“Why is everyone from Maryland so proud of it?” That’s a question that’s been thrown at me a lot since I got to college.
Every chance I get, I’ll mention things from “the 301”, or throw out DMV slang (meaning D.C., Maryland and Virginia, not the place where you get your license). The Maryland flag is proudly hung on my wall, equipped with proper lighting to let the red, black, white, and yellow shine. When I try to share my state pride though, it’s met with mostly confusion. People don’t understand how people can be so excited about such a small state; but despite the size, Maryland has intense personality.

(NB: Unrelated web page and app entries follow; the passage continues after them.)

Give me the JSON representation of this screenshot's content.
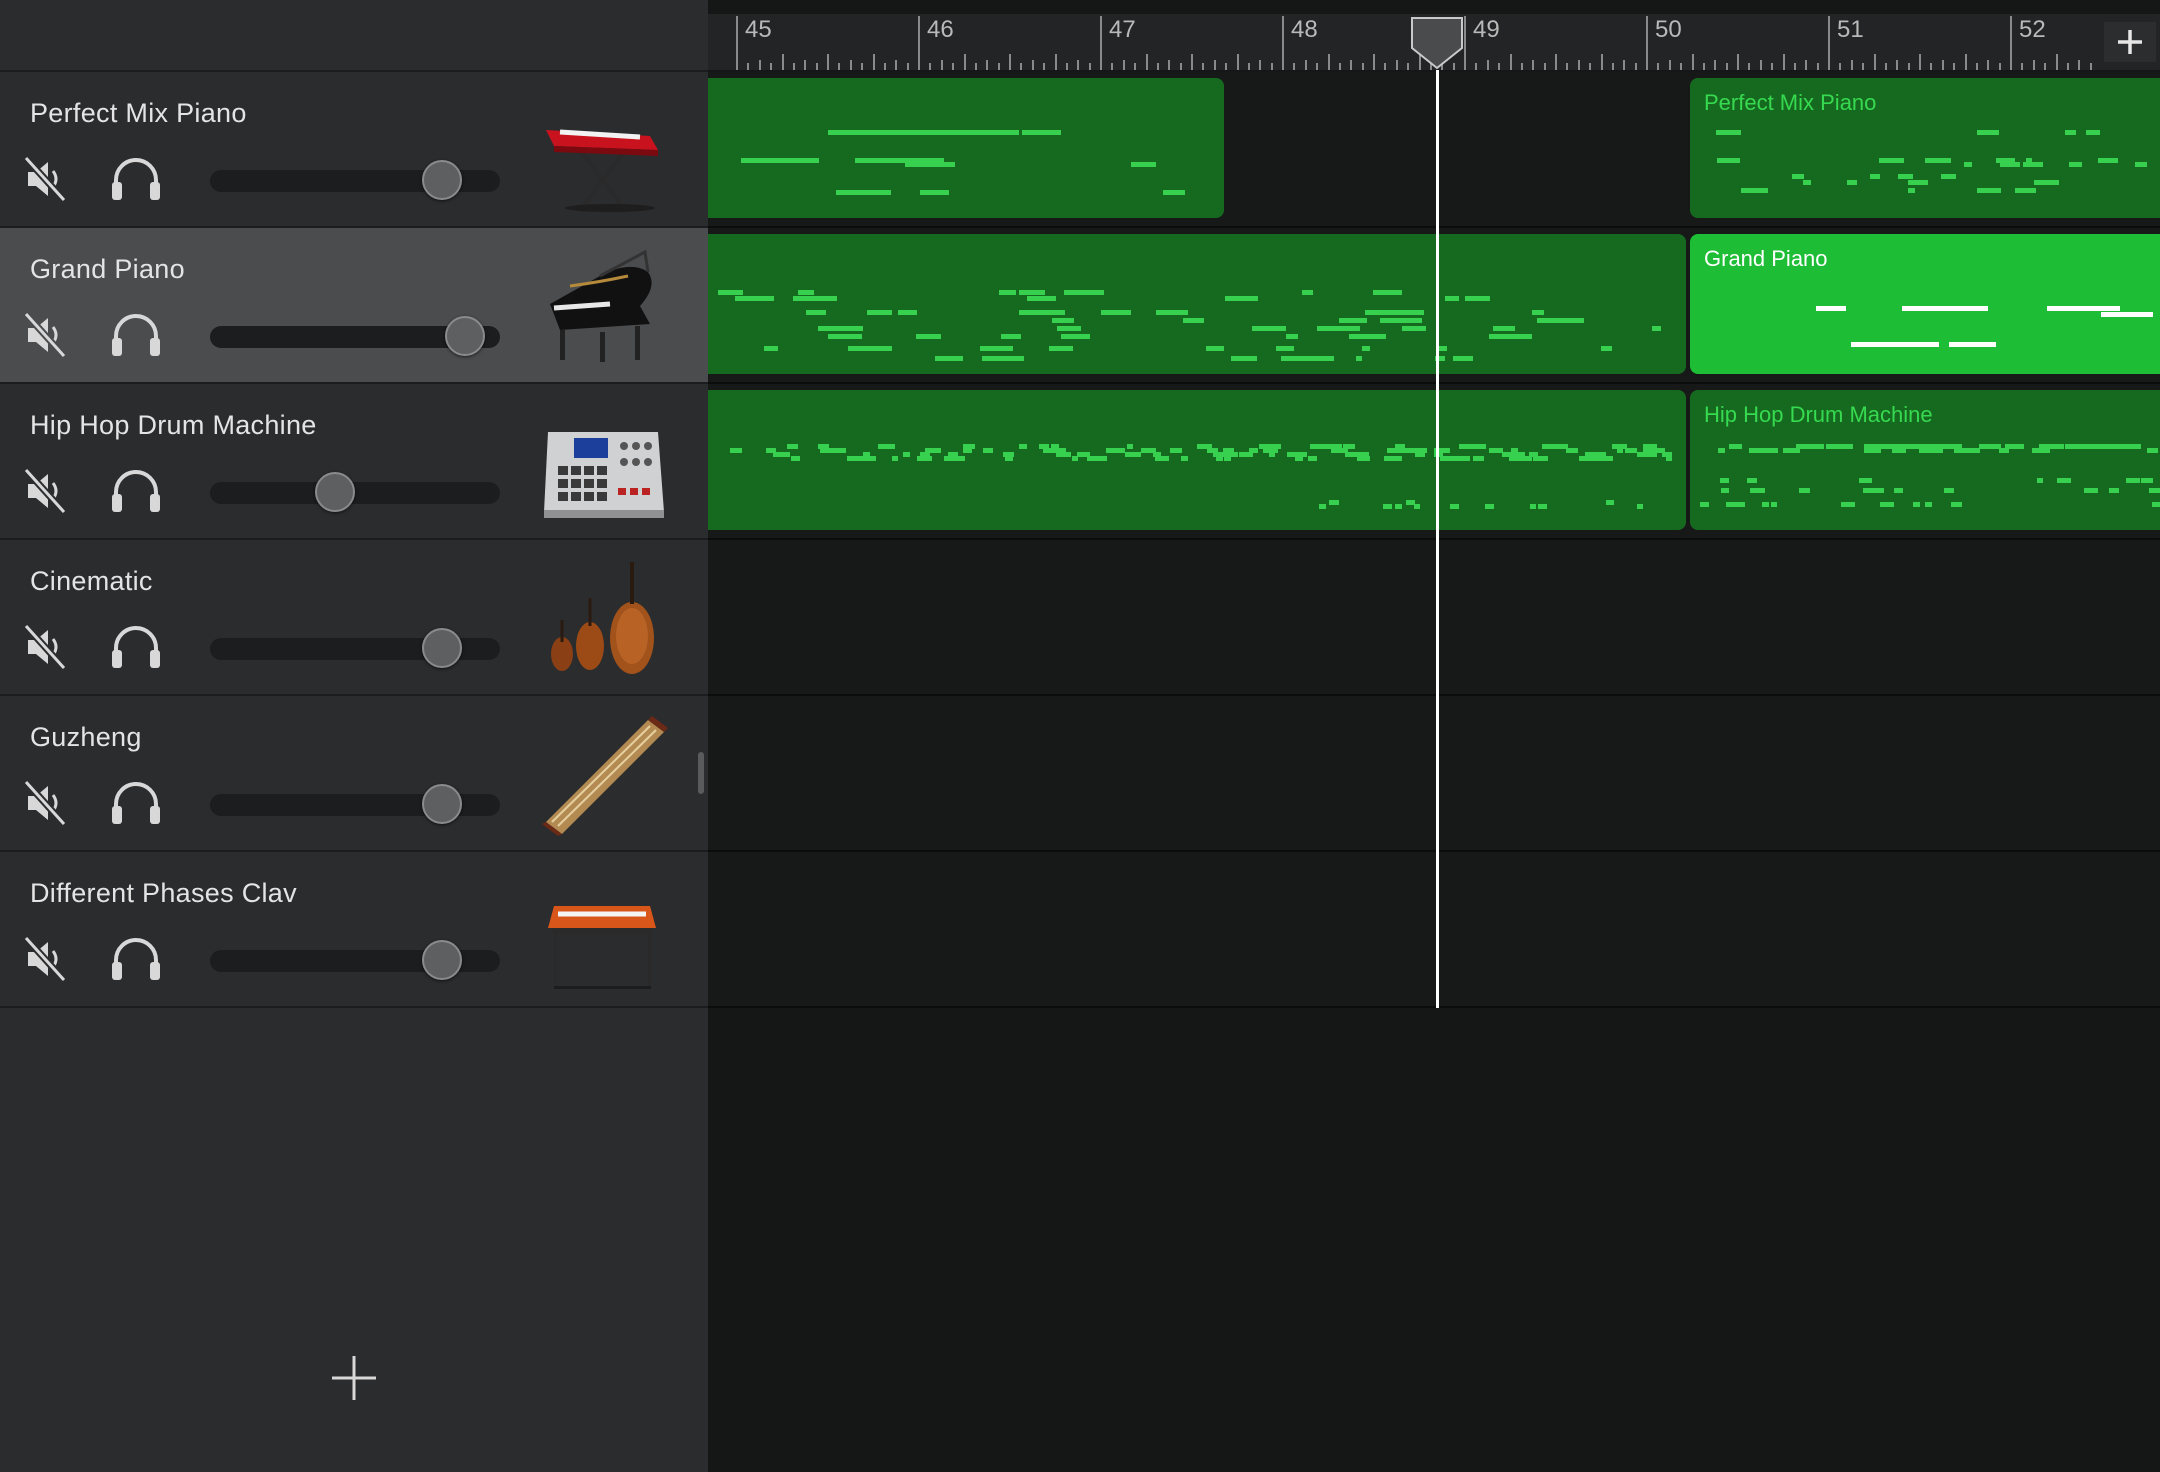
{
  "ruler": {
    "bars": [
      "45",
      "46",
      "47",
      "48",
      "49",
      "50",
      "51",
      "52"
    ],
    "add_label": "+"
  },
  "tracks": [
    {
      "name": "Perfect Mix Piano",
      "volume": 0.8,
      "selected": false,
      "icon": "keyboard-icon",
      "region_label": "Perfect Mix Piano"
    },
    {
      "name": "Grand Piano",
      "volume": 0.88,
      "selected": true,
      "icon": "grand-piano-icon",
      "region_label": "Grand Piano"
    },
    {
      "name": "Hip Hop Drum Machine",
      "volume": 0.43,
      "selected": false,
      "icon": "drum-machine-icon",
      "region_label": "Hip Hop Drum Machine"
    },
    {
      "name": "Cinematic",
      "volume": 0.8,
      "selected": false,
      "icon": "strings-icon"
    },
    {
      "name": "Guzheng",
      "volume": 0.8,
      "selected": false,
      "icon": "guzheng-icon"
    },
    {
      "name": "Different Phases Clav",
      "volume": 0.8,
      "selected": false,
      "icon": "clav-icon"
    }
  ],
  "colors": {
    "region": "#166a20",
    "region_selected": "#1dbd35",
    "note": "#37d14f",
    "background": "#151616",
    "track_header": "#2b2c2e",
    "track_header_selected": "#4b4c4e"
  },
  "add_track_label": "+"
}
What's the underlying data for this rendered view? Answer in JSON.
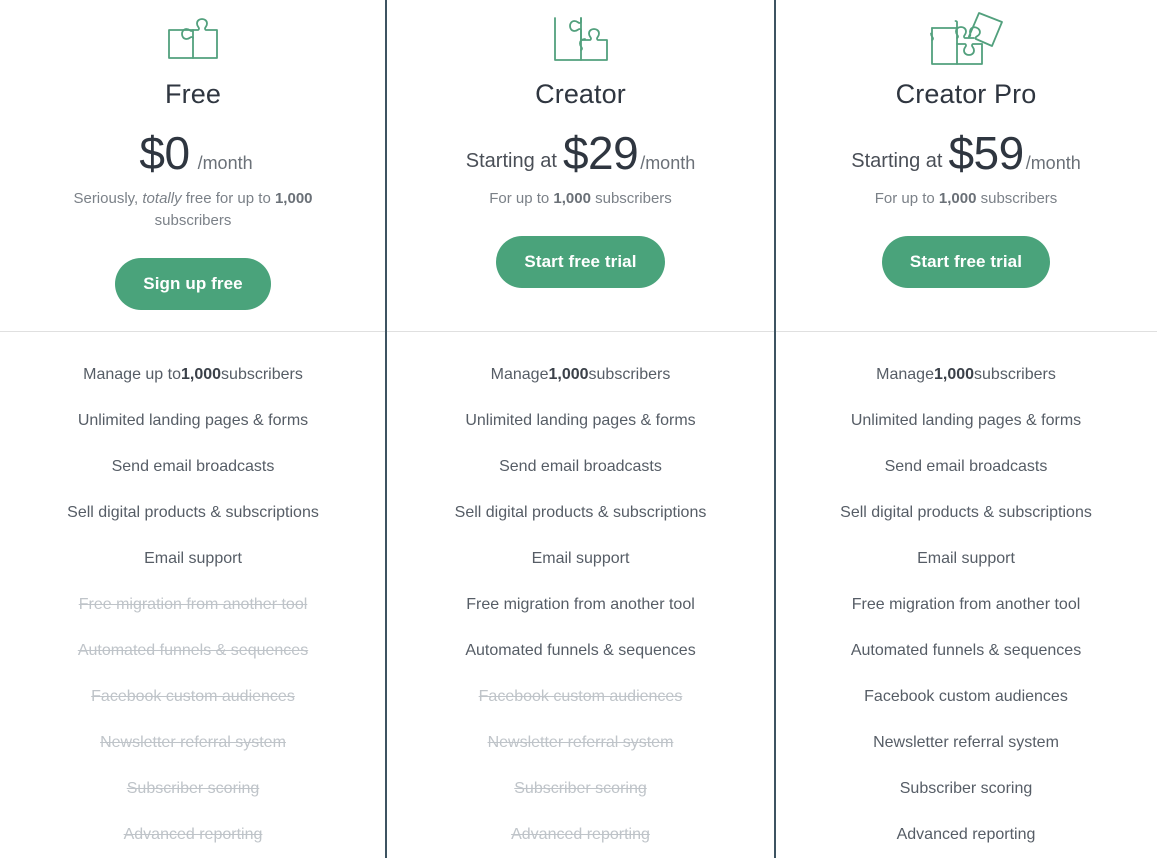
{
  "theme": {
    "accent_green": "#4aa37b",
    "icon_green": "#52a07d",
    "divider_vertical": "#3d5361",
    "divider_horizontal": "#e0e0e0",
    "text_primary": "#2f3640",
    "text_muted": "#7b8188",
    "text_disabled": "#bfc4c9"
  },
  "plans": [
    {
      "id": "free",
      "icon": "puzzle-two-pieces-icon",
      "name": "Free",
      "price_prefix": "",
      "price_amount": "$0",
      "price_period": "/month",
      "note_pre": "Seriously, ",
      "note_italic": "totally",
      "note_mid": " free for up to ",
      "note_bold": "1,000",
      "note_post": " subscribers",
      "cta_label": "Sign up free",
      "features": [
        {
          "pre": "Manage up to ",
          "bold": "1,000",
          "post": " subscribers",
          "enabled": true
        },
        {
          "pre": "Unlimited landing pages & forms",
          "bold": "",
          "post": "",
          "enabled": true
        },
        {
          "pre": "Send email broadcasts",
          "bold": "",
          "post": "",
          "enabled": true
        },
        {
          "pre": "Sell digital products & subscriptions",
          "bold": "",
          "post": "",
          "enabled": true
        },
        {
          "pre": "Email support",
          "bold": "",
          "post": "",
          "enabled": true
        },
        {
          "pre": "Free migration from another tool",
          "bold": "",
          "post": "",
          "enabled": false
        },
        {
          "pre": "Automated funnels & sequences",
          "bold": "",
          "post": "",
          "enabled": false
        },
        {
          "pre": "Facebook custom audiences",
          "bold": "",
          "post": "",
          "enabled": false
        },
        {
          "pre": "Newsletter referral system",
          "bold": "",
          "post": "",
          "enabled": false
        },
        {
          "pre": "Subscriber scoring",
          "bold": "",
          "post": "",
          "enabled": false
        },
        {
          "pre": "Advanced reporting",
          "bold": "",
          "post": "",
          "enabled": false
        }
      ]
    },
    {
      "id": "creator",
      "icon": "puzzle-three-pieces-icon",
      "name": "Creator",
      "price_prefix": "Starting at",
      "price_amount": "$29",
      "price_period": "/month",
      "note_pre": "For up to ",
      "note_italic": "",
      "note_mid": "",
      "note_bold": "1,000",
      "note_post": " subscribers",
      "cta_label": "Start free trial",
      "features": [
        {
          "pre": "Manage ",
          "bold": "1,000",
          "post": " subscribers",
          "enabled": true
        },
        {
          "pre": "Unlimited landing pages & forms",
          "bold": "",
          "post": "",
          "enabled": true
        },
        {
          "pre": "Send email broadcasts",
          "bold": "",
          "post": "",
          "enabled": true
        },
        {
          "pre": "Sell digital products & subscriptions",
          "bold": "",
          "post": "",
          "enabled": true
        },
        {
          "pre": "Email support",
          "bold": "",
          "post": "",
          "enabled": true
        },
        {
          "pre": "Free migration from another tool",
          "bold": "",
          "post": "",
          "enabled": true
        },
        {
          "pre": "Automated funnels & sequences",
          "bold": "",
          "post": "",
          "enabled": true
        },
        {
          "pre": "Facebook custom audiences",
          "bold": "",
          "post": "",
          "enabled": false
        },
        {
          "pre": "Newsletter referral system",
          "bold": "",
          "post": "",
          "enabled": false
        },
        {
          "pre": "Subscriber scoring",
          "bold": "",
          "post": "",
          "enabled": false
        },
        {
          "pre": "Advanced reporting",
          "bold": "",
          "post": "",
          "enabled": false
        }
      ]
    },
    {
      "id": "creator-pro",
      "icon": "puzzle-four-pieces-icon",
      "name": "Creator Pro",
      "price_prefix": "Starting at",
      "price_amount": "$59",
      "price_period": "/month",
      "note_pre": "For up to ",
      "note_italic": "",
      "note_mid": "",
      "note_bold": "1,000",
      "note_post": " subscribers",
      "cta_label": "Start free trial",
      "features": [
        {
          "pre": "Manage ",
          "bold": "1,000",
          "post": " subscribers",
          "enabled": true
        },
        {
          "pre": "Unlimited landing pages & forms",
          "bold": "",
          "post": "",
          "enabled": true
        },
        {
          "pre": "Send email broadcasts",
          "bold": "",
          "post": "",
          "enabled": true
        },
        {
          "pre": "Sell digital products & subscriptions",
          "bold": "",
          "post": "",
          "enabled": true
        },
        {
          "pre": "Email support",
          "bold": "",
          "post": "",
          "enabled": true
        },
        {
          "pre": "Free migration from another tool",
          "bold": "",
          "post": "",
          "enabled": true
        },
        {
          "pre": "Automated funnels & sequences",
          "bold": "",
          "post": "",
          "enabled": true
        },
        {
          "pre": "Facebook custom audiences",
          "bold": "",
          "post": "",
          "enabled": true
        },
        {
          "pre": "Newsletter referral system",
          "bold": "",
          "post": "",
          "enabled": true
        },
        {
          "pre": "Subscriber scoring",
          "bold": "",
          "post": "",
          "enabled": true
        },
        {
          "pre": "Advanced reporting",
          "bold": "",
          "post": "",
          "enabled": true
        }
      ]
    }
  ]
}
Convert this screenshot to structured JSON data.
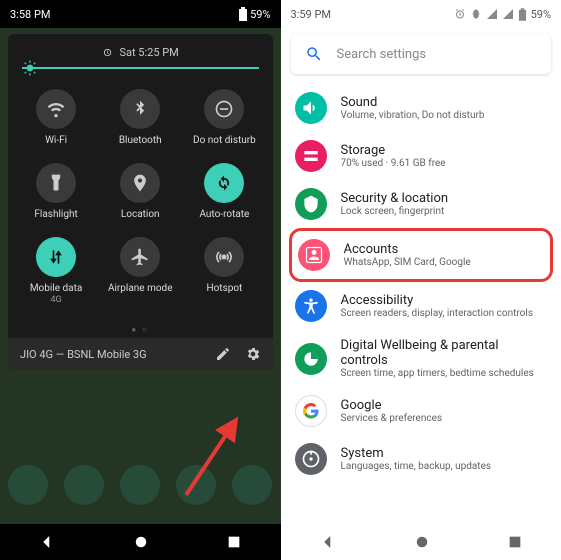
{
  "left": {
    "status": {
      "time": "3:58 PM",
      "battery": "59%"
    },
    "clock": {
      "day_time": "Sat 5:25 PM"
    },
    "tiles": [
      {
        "name": "wifi",
        "label": "Wi-Fi",
        "sub": "",
        "on": false
      },
      {
        "name": "bluetooth",
        "label": "Bluetooth",
        "sub": "",
        "on": false
      },
      {
        "name": "dnd",
        "label": "Do not disturb",
        "sub": "",
        "on": false
      },
      {
        "name": "flashlight",
        "label": "Flashlight",
        "sub": "",
        "on": false
      },
      {
        "name": "location",
        "label": "Location",
        "sub": "",
        "on": false
      },
      {
        "name": "autorotate",
        "label": "Auto-rotate",
        "sub": "",
        "on": true
      },
      {
        "name": "mobiledata",
        "label": "Mobile data",
        "sub": "4G",
        "on": true
      },
      {
        "name": "airplane",
        "label": "Airplane mode",
        "sub": "",
        "on": false
      },
      {
        "name": "hotspot",
        "label": "Hotspot",
        "sub": "",
        "on": false
      }
    ],
    "carrier": "JIO 4G — BSNL Mobile 3G"
  },
  "right": {
    "status": {
      "time": "3:59 PM",
      "battery": "59%"
    },
    "search_placeholder": "Search settings",
    "items": [
      {
        "icon": "sound",
        "color": "#00bfa5",
        "title": "Sound",
        "sub": "Volume, vibration, Do not disturb",
        "hl": false
      },
      {
        "icon": "storage",
        "color": "#e91e63",
        "title": "Storage",
        "sub": "70% used · 9.61 GB free",
        "hl": false
      },
      {
        "icon": "security",
        "color": "#0f9d58",
        "title": "Security & location",
        "sub": "Lock screen, fingerprint",
        "hl": false
      },
      {
        "icon": "accounts",
        "color": "#ff5277",
        "title": "Accounts",
        "sub": "WhatsApp, SIM Card, Google",
        "hl": true
      },
      {
        "icon": "accessibility",
        "color": "#1a73e8",
        "title": "Accessibility",
        "sub": "Screen readers, display, interaction controls",
        "hl": false
      },
      {
        "icon": "wellbeing",
        "color": "#0f9d58",
        "title": "Digital Wellbeing & parental controls",
        "sub": "Screen time, app timers, bedtime schedules",
        "hl": false
      },
      {
        "icon": "google",
        "color": "#fff",
        "title": "Google",
        "sub": "Services & preferences",
        "hl": false
      },
      {
        "icon": "system",
        "color": "#5f6368",
        "title": "System",
        "sub": "Languages, time, backup, updates",
        "hl": false
      }
    ]
  }
}
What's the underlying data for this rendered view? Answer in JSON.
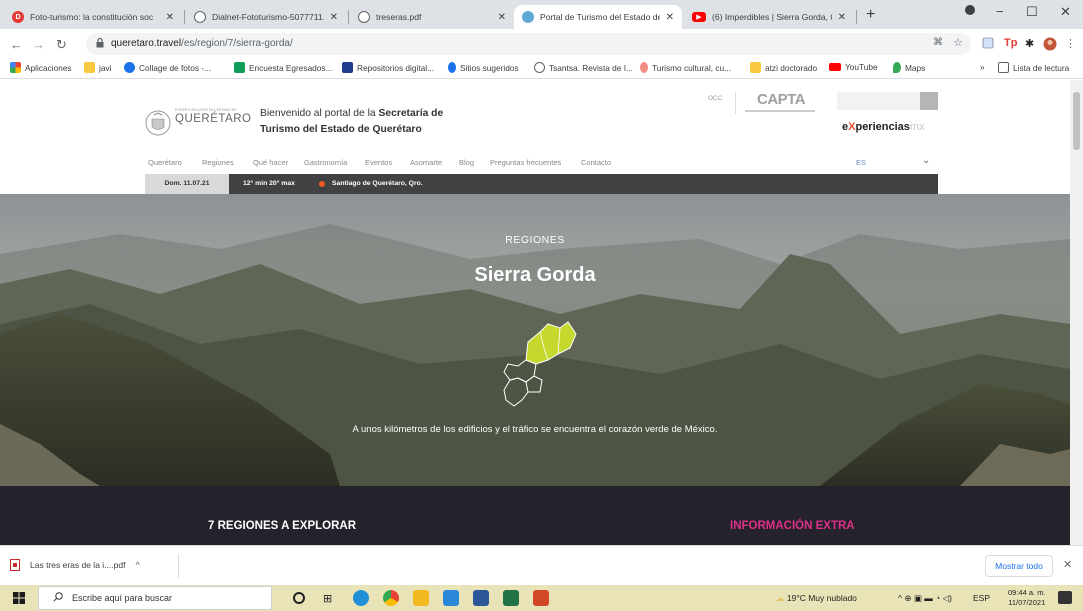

Other members of the 301 will know that there is no rush quite like meeting another Marylander on campus. This luckily happened on move-in day, when my RA said she was from Takoma Park. I instantly asked her if she was from MoCo (Montgomery County), and the conversation immediately dove headfirst into county references and inside jokes.
As any Marylander will know, each county has a distinct identity and within that county, each high school has its own set of slang and culture. My two friends, one from Pittsburgh and one from Connecticut, were left extremely confused. Since that day, I’ve been posting DMV related memes or MoCo tweets on her door to keep the Maryland flow alive.
Keeping the culture alive is crucial, especially when Maryland traditions are stripped away. At my first sporting event away from home, a Phillies vs. Dodgers baseball game, I felt unsatisfied when I couldn’t scream “O!” at the top of my lungs during the national anthem. Even everyday routines have changed. Eating has been a completely new experience without the usual supply of Old Bay in every restaurant and kitchen.
Then there’s the slang gap. “Hey, can you sice me that?” would be a perfectly average phrase in Maryland, but apparently it’s a completely different language. To “sice” someone would be to give them something, but it can also be an adjective that means to be excited. If I’m going to a cool concert next week, I might say: “I’m so siced for the show next week!”
If something took “a brick”, or I haven’t done something in “a brick,” it means a long time. No specific time frame. Not minutes, hours, months, days, or years. Just “bricks.”
Repping the flag is a culture in itself. Walking around in flag pattern socks while rocking a terps sweatshirt and carrying a flag lanyard is the standard outfit of the 301. We love the flag because of its uniqueness, it’s not just a swatch of navy blue. It represents the immense culture and lifestyle that comes from Maryland. We put it on t-shirts, mugs, phone cases, stickers, and bucket hats to show our pride and pick out fellow DMV natives to share our mambo sauce with.
Moving away from home is challenging for all of us, whether the distance be a 15 minute drive or a 15 hour plane ride. While we adjust to college and take in new surroundings, it’s important to embrace the past and proudly represent the place you call home.